the Reynolds numbers for all these three cases are the same based on d (diameter). the wakes are getting smaller in size from a to CD c also becomes smaller from case a to c

** Comparison between case b and d :
**

the Reynolds number in case b : 105 10 4 the Reynolds number in case d : C D is the same for case b to d C D for a circular cylinder is relatively independent of Reynolds number between 10 4 105 Re= and

** Comparison between case b to e :
**

the Reynolds number in case b :5 10 the Reynolds number in case e :7 10 C D in case e is 0.6 smaller wake behind the cylinder in case e compared to that in case b . Note: With based on the frontal projected area (S=d(1) per unit span), the value of range from a maximum 2 to numbers as low as 0.12. Magnitude of Reynolds number of a flow around a circular cylinder at standard sea d =level, where, / m 3 , µ ∞ = 1.789 ×105 kg / m ⋅ s, V∞ = 45m / s 1m, ρ ∞ = 1.23kg

Then the Reynolds number is :

**ρ ∞ V∞ d (1.23)(45)(1) Re = = = 3.09 ×10 6 µ∞ 1.789 ×105
**

for practical applications in aerodynamics, the values of Re are in millions. Pressure drag and skin friction drag: The total drag exerted on the bodies are combined with pressure drag and skin friction drag. the drag of the vertical flat plate and the circular cylinder is dominated by pressure drag, whereas, in contrast, most of the drag of the streamlined body is due to skin
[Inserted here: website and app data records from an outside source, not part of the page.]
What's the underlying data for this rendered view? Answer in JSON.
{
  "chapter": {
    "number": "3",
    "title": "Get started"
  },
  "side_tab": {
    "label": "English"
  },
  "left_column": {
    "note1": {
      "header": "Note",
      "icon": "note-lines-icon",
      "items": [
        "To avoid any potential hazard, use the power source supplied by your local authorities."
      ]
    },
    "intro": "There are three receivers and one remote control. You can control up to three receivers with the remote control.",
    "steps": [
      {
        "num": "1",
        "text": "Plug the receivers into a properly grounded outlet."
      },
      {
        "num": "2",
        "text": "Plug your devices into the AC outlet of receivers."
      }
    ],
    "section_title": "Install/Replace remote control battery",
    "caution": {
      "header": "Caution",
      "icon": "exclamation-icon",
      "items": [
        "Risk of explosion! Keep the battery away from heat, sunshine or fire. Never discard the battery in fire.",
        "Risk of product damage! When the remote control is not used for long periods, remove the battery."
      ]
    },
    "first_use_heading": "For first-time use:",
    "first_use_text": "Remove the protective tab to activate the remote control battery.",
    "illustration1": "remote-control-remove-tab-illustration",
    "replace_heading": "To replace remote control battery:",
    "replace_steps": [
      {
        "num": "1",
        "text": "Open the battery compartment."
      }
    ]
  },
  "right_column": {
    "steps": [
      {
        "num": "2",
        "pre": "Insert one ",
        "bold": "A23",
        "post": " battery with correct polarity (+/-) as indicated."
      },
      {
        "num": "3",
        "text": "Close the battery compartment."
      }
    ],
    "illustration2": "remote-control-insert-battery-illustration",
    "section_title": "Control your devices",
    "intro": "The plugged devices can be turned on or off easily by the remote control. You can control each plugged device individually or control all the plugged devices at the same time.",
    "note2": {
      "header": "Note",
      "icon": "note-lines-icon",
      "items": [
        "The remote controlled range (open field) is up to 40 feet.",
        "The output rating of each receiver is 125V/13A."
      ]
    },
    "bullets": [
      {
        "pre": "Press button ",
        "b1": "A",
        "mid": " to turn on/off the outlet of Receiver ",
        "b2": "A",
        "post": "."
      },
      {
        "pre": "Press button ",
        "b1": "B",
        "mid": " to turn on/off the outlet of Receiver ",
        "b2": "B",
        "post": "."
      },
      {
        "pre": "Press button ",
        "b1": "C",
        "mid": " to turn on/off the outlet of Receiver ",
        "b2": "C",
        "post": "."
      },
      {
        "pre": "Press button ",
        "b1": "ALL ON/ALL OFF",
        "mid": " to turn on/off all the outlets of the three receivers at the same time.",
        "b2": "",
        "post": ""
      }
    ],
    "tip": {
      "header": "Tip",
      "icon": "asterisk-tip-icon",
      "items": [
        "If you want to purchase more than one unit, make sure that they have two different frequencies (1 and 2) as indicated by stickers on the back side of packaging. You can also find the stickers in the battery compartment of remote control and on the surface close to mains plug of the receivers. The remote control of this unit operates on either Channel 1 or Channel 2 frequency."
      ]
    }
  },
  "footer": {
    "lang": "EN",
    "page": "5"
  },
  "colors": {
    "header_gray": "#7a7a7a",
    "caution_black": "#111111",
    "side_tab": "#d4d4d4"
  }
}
Drag on a flat plate at zero angle of attack. Here, the drag is completely due to shear stress, there is no pressure force in the drag direction. '

C f = D q∞ S = D' q∞ c(1)

The reference area is the planform area

From the above figure, we can conclude that 1. C D is a strong function of Re C 2. The value of D depends on whether the flow over the plate surface is laminar or CD turbulent. 3. The magnitudes of range typically from 0.001 to 0.01 over a large range of Re.

Drag coefficient of a complete low-speed aircraft.

Drag coefficient of a complete high-speed aircraft.

Lift coefficient of an airfoil.

Lift coefficient increases linearly with angle α of attack until reaches near 14 degrees. And beyond this angle of attack, lift coefficient decreases precipitously. The ratio of lift to drag is a very important characteristic for flight performance. The L/D ratio for NACA 63-210 α = 20 at is 130. This is much lager than that of a complete aircraft. Application of flap

Application of flap (High-lift device).

L = C L q∞ S

In the take-off and landing phases, the flight speed is very slow compared with cruise phases. And, as we know, the lift is proportional to the square of the flight speed. So, with the same shape and angle of attack, the lift at take-off and landing phases will be much smaller than that of the cruise phase. Flaps mounted at the trailing edge of the wing are used to increase the lift or lift coefficient during the take-off and landing of an aircraft.

Moment coefficient.